*Exercise:*
Determine how many lines below hold the string "Last". Reply with the number alone.

(Items from an interface collection)
+++

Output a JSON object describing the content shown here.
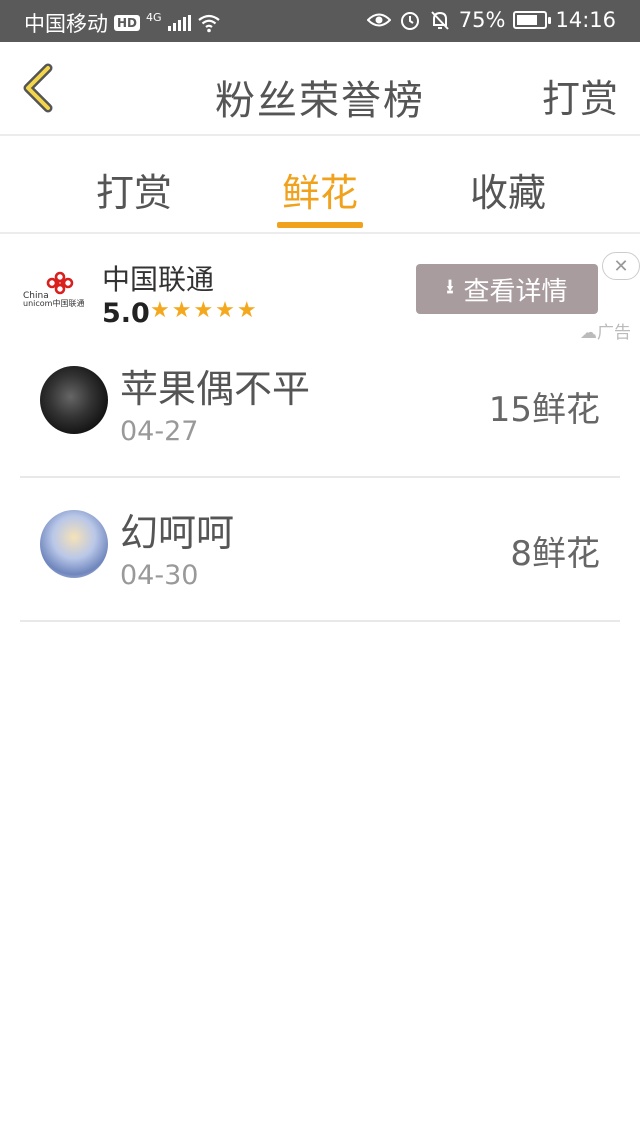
{
  "status_bar": {
    "carrier": "中国移动",
    "hd": "HD",
    "network": "4G",
    "battery": "75%",
    "battery_level": 0.75,
    "time": "14:16"
  },
  "header": {
    "title": "粉丝荣誉榜",
    "action": "打赏"
  },
  "tabs": [
    {
      "label": "打赏",
      "active": false
    },
    {
      "label": "鲜花",
      "active": true
    },
    {
      "label": "收藏",
      "active": false
    }
  ],
  "ad": {
    "logo_text_top": "China",
    "logo_text_bottom": "unicom中国联通",
    "name": "中国联通",
    "rating": "5.0",
    "stars": "★★★★★",
    "button_label": "查看详情",
    "close": "✕",
    "label": "广告"
  },
  "list": [
    {
      "name": "苹果偶不平",
      "date": "04-27",
      "count": "15鲜花"
    },
    {
      "name": "幻呵呵",
      "date": "04-30",
      "count": "8鲜花"
    }
  ]
}
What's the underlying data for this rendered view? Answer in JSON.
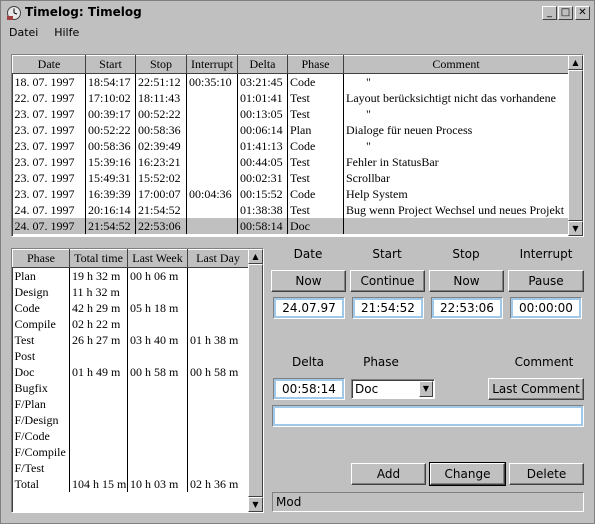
{
  "window": {
    "title": "Timelog: Timelog",
    "controls": {
      "minimize": "_",
      "maximize": "□",
      "close": "✕"
    }
  },
  "menu": [
    "Datei",
    "Hilfe"
  ],
  "log_table": {
    "columns": [
      "Date",
      "Start",
      "Stop",
      "Interrupt",
      "Delta",
      "Phase",
      "Comment"
    ],
    "rows": [
      [
        "18. 07. 1997",
        "18:54:17",
        "22:51:12",
        "00:35:10",
        "03:21:45",
        "Code",
        "\""
      ],
      [
        "22. 07. 1997",
        "17:10:02",
        "18:11:43",
        "",
        "01:01:41",
        "Test",
        "Layout berücksichtigt nicht das vorhandene"
      ],
      [
        "23. 07. 1997",
        "00:39:17",
        "00:52:22",
        "",
        "00:13:05",
        "Test",
        "\""
      ],
      [
        "23. 07. 1997",
        "00:52:22",
        "00:58:36",
        "",
        "00:06:14",
        "Plan",
        "Dialoge für neuen Process"
      ],
      [
        "23. 07. 1997",
        "00:58:36",
        "02:39:49",
        "",
        "01:41:13",
        "Code",
        "\""
      ],
      [
        "23. 07. 1997",
        "15:39:16",
        "16:23:21",
        "",
        "00:44:05",
        "Test",
        "Fehler in StatusBar"
      ],
      [
        "23. 07. 1997",
        "15:49:31",
        "15:52:02",
        "",
        "00:02:31",
        "Test",
        "Scrollbar"
      ],
      [
        "23. 07. 1997",
        "16:39:39",
        "17:00:07",
        "00:04:36",
        "00:15:52",
        "Code",
        "Help System"
      ],
      [
        "24. 07. 1997",
        "20:16:14",
        "21:54:52",
        "",
        "01:38:38",
        "Test",
        "Bug wenn Project Wechsel und neues Projekt"
      ],
      [
        "24. 07. 1997",
        "21:54:52",
        "22:53:06",
        "",
        "00:58:14",
        "Doc",
        ""
      ]
    ],
    "selected_row": 9
  },
  "summary_table": {
    "columns": [
      "Phase",
      "Total time",
      "Last Week",
      "Last Day"
    ],
    "rows": [
      [
        "Plan",
        "19 h 32 m",
        "00 h 06 m",
        ""
      ],
      [
        "Design",
        "11 h 32 m",
        "",
        ""
      ],
      [
        "Code",
        "42 h 29 m",
        "05 h 18 m",
        ""
      ],
      [
        "Compile",
        "02 h 22 m",
        "",
        ""
      ],
      [
        "Test",
        "26 h 27 m",
        "03 h 40 m",
        "01 h 38 m"
      ],
      [
        "Post",
        "",
        "",
        ""
      ],
      [
        "Doc",
        "01 h 49 m",
        "00 h 58 m",
        "00 h 58 m"
      ],
      [
        "Bugfix",
        "",
        "",
        ""
      ],
      [
        "F/Plan",
        "",
        "",
        ""
      ],
      [
        "F/Design",
        "",
        "",
        ""
      ],
      [
        "F/Code",
        "",
        "",
        ""
      ],
      [
        "F/Compile",
        "",
        "",
        ""
      ],
      [
        "F/Test",
        "",
        "",
        ""
      ],
      [
        "Total",
        "104 h 15 m",
        "10 h 03 m",
        "02 h 36 m"
      ]
    ]
  },
  "editor": {
    "labels": {
      "date": "Date",
      "start": "Start",
      "stop": "Stop",
      "interrupt": "Interrupt",
      "delta": "Delta",
      "phase": "Phase",
      "comment": "Comment"
    },
    "buttons": {
      "date_now": "Now",
      "start_continue": "Continue",
      "stop_now": "Now",
      "pause": "Pause",
      "last_comment": "Last Comment",
      "add": "Add",
      "change": "Change",
      "delete": "Delete"
    },
    "values": {
      "date": "24.07.97",
      "start": "21:54:52",
      "stop": "22:53:06",
      "interrupt": "00:00:00",
      "delta": "00:58:14",
      "phase": "Doc",
      "comment": ""
    }
  },
  "status": "Mod"
}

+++

*Answer for this exercise:*
3